2020 is also a great vintage for Burgundy’s red wines. However, unlike the whites that are near universally exceptional, the pattern for the reds is a little more mixed, with a wide range of quality and styles. Where growers harvested later and followed a more traditional programme of extraction in the cellar, the wines can be deeply coloured and intense blockbusters, more typical of northern Rhone reds than Burgundy Pinot Noir. However, where growers picked earlier and practised very gentle winemaking, the wines offer exceptional terroir definition, with very ‘correct’ flavour profiles. Gevrey-Chambertin is distinct from ChambolleMusigny, which is distinct from Vosne- Romanée.
Burgundy is booming and its value is more than just the price of a bottle on the secondary market.
After a tough couple of years caused by political unrest in Hong Kong and US sanctions, Burgundy has had an excellent year on the secondary markets in ‘21. Both Bordeaux Index and Live-ex report increased demand across the globe. The Burgundy 150 index hit a new high of 686.80 at the end of November, up 28% on last year and nearly 90% above the level of five years ago. And this is not just a flash in the pan. Burgundy is the top performing region since the launch of the Liv-ex regional indices in 2003 giving it 18 years of stellar performance. And although it is the blue-chip names driving much of this growth there is a greater range of Burgundy now being traded. For example, the number of producers being traded on Liv-ex is up 19% on last year, showing a real appetite for the whole category. Both Liv-ex and Bordeaux Index are optimistic about the future, especially for the big-name producers. The tough conditions of the ‘21 vintage will mean scarcity is a real factor over the next few years but with demand likely to grow, so will the prices. However, higher prices, shortage of stock and external world events that are impossible to predict can put pressure on any category and it may mean that many are simply priced out of the market and look elsewhere.
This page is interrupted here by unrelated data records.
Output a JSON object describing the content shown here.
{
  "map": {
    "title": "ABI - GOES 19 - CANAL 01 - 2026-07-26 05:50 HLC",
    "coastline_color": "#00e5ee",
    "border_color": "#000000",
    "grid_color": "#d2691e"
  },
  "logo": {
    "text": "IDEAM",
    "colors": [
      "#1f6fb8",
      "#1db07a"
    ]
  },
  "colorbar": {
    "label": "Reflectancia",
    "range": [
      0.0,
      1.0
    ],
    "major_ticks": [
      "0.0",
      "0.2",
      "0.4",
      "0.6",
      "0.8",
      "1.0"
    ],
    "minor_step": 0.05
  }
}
Burgundy has performed well over the last 5 years. The prices for the most traded Grand Crus are stratospheric, but there is still value to be found for those who know where to look. Leading wine critic Neal Martin writes in his report for Vinous on the changing value of Burgundy, “the value of Burgundy’s top wines is no longer measured solely in terms of pleasure in consumption and sharing, but also in pleasure of ownership”. So, whilst none of us can control the external market, we do control the value we personally place in having a superb bottle of wine from one of the world’s greatest wine regions in our cellar.
30 Years Experience Sourcing Incredible Wines
Wimbledon Wine Cellar was founded in 1986 by Andrew Pavli, still the present owner today and on the scene most weeks in its Wimbledon shop. From its earliest days, the Wine Cellar specialised in fine Burgundy from exclusive growers across the region, supplying these to high quality independent wine merchants, top London restaurants, and direct to private clients. While today it offers a comprehensive range from around the world, Burgundy remains at the heart of the business, and one of its largest instore selections. Andrew has been travelling to Burgundy for many years and knows the region intimately. He has relationships with many of its most acclaimed growers that stretch back for decades. The Wimbledon Wine Cellar Burgundy en Primeur collection will feature more than a dozen different growers. Further details and prices will be updated as the wines are released. Whether you’re looking to dip your toe in the waters of one of the world’s greatest wine producing regions, or are a seasoned fan looking for some of its most exclusive wines, don’t hesitate to get in touch.